== Task objective ==
Each time a line of the listing holds "Export", copy that line.

+ + + +

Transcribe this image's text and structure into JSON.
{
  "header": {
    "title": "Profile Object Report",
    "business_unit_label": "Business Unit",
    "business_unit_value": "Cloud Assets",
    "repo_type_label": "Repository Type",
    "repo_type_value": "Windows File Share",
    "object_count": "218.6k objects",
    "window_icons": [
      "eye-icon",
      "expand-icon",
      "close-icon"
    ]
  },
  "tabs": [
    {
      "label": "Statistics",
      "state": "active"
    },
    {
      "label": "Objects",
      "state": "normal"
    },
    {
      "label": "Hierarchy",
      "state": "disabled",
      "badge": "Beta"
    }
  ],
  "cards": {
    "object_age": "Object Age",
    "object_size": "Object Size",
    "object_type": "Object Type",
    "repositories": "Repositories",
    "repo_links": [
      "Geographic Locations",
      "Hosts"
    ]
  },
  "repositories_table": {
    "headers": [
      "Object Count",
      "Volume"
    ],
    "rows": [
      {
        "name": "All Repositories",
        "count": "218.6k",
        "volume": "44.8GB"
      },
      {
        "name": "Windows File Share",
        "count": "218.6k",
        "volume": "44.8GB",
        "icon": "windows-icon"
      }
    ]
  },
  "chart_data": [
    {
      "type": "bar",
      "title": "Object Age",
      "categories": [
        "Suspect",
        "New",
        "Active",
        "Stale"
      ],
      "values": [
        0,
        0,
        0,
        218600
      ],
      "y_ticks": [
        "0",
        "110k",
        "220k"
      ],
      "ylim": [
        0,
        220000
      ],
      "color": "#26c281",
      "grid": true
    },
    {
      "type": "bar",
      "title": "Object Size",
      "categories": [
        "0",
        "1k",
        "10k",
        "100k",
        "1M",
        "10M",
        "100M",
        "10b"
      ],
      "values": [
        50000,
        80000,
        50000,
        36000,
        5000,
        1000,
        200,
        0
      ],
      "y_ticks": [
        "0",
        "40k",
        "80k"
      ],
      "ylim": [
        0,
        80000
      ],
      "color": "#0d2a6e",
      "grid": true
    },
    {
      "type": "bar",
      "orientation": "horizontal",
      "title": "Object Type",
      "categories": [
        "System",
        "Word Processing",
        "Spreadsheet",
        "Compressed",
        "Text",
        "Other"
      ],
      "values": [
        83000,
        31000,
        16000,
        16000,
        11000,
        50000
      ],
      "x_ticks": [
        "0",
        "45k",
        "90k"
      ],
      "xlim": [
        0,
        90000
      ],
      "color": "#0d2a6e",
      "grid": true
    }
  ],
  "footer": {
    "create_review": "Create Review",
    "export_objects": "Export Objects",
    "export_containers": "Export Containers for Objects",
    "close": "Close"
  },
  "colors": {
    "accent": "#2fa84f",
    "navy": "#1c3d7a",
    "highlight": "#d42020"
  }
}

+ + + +

== Answer section ==
    "export_objects": "Export Objects",
    "export_containers": "Export Containers for Objects",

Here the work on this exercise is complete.